Poetry Club Members Enter Slam Poetry Competitions


Kechi Mbah

Kechi Mbah performs one of her poems at a local Poetry Slam.

“When people call me quiet or shy I get annoyed/Not because what they’re saying is wrong,/But because what they are saying is right.”

This excerpt is from “Tongue”, a poem written by Kechi Mbah. In her poem, she writes about overcoming her shyness and breaking out of her shell. She found inspiration in spoken word poetry, and that inspiration founded Carnegie’s Poetry Club. Now, she has brought students together through their love of writing.

“Watching the videos, I wanted to learn more about poetry. And I got more interested in the idea of making the Poetry Club at the school and bringing people together,” says Kechi.

Earlier in the year, two members of the Poetry Club, Naomi Canny and Ishita Ahuja, won gold keys in a national poetry competition. This is just one of the competitions that the Poetry Club are interested in. They also enter slam poetry competitions. Right now, they are working on poems to send in to apply for The Houston Meta-Four Team, who will go on to represent Houston in national competitions.   However, while the Poetry Club was started in order to bring people together, they are still individuals that enter these competitions. 

“Its competition is  individuals but I learned about the competition and I told the people in my club about it. So now they’re people within the club, not just me, that are also signing up for competition,” Kechi informed Upstream

The Club meets every Wednesday in Ms. Harris’s room, where they watch a video of a slam poet and discuss how it was impactful and how they can apply it to their own writing. It is beneficial to developing young writers, and it can also provide a getaway from the everyday stress of a student’s life. They work to develop their writing and speaking skills. 

“Spoken word is basically where you’re able to make a poem about something that affects you or just anything in general and act in out so people can use it as an outlet to release their emotions,” said Kechi.

This poetry is different from the poetry being read and written in their classes right now. Spoken word poetry is not on the curriculum, so the students are learning as they go. The poetry students work on in class is all written; they focus on written poetry with set parameters, rhyme and reason. Spoken word is all about diction; it’s not about how you write the words, it’s about how the poet chooses to convey them to the audience, right there in the moment. 

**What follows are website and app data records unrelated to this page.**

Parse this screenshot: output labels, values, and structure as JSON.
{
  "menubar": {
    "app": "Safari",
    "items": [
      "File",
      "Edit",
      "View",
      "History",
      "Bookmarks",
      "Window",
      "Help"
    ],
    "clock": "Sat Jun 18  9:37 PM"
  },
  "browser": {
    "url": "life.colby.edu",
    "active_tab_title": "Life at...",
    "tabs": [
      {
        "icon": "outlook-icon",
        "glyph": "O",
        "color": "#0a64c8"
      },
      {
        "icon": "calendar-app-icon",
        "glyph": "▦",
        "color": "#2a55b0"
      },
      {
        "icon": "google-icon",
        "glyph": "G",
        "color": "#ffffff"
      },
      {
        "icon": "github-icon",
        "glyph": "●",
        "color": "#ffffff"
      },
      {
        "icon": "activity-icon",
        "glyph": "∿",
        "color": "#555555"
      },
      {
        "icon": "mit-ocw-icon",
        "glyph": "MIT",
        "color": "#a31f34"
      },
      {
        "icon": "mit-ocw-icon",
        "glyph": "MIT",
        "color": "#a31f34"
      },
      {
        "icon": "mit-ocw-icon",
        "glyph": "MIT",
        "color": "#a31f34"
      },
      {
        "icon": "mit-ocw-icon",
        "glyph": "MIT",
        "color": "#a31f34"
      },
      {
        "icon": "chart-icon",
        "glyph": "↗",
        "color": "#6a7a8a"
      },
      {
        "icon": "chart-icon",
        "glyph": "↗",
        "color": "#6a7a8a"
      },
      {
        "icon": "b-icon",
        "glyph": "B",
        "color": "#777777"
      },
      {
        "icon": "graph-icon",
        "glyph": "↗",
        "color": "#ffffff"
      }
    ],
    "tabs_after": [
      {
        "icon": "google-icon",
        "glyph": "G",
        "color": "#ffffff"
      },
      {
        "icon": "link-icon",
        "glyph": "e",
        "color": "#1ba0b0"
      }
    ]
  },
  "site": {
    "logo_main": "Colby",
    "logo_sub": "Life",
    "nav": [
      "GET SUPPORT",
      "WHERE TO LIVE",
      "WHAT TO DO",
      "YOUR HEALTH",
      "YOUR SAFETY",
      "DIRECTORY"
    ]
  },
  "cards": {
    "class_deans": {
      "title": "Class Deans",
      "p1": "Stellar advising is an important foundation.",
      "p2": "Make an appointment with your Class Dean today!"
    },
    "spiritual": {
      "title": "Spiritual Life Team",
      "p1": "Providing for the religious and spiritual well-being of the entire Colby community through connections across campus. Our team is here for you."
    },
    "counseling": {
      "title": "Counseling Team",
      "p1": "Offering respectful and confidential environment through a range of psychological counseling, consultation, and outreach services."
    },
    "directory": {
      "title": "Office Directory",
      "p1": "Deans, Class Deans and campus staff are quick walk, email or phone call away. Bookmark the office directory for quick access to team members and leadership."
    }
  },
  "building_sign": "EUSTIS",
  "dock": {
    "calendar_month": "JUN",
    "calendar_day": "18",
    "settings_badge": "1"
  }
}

“I’m in 10th grade now/And I’m still not loud or outgoing/But when I walk into a room /I no longer cower and face the ground/I stand up straight and I let my eyes meet the eyes of others/Because I know /No one can ever or will ever/Grab ahold of this tongue again.” – Kechi Mbah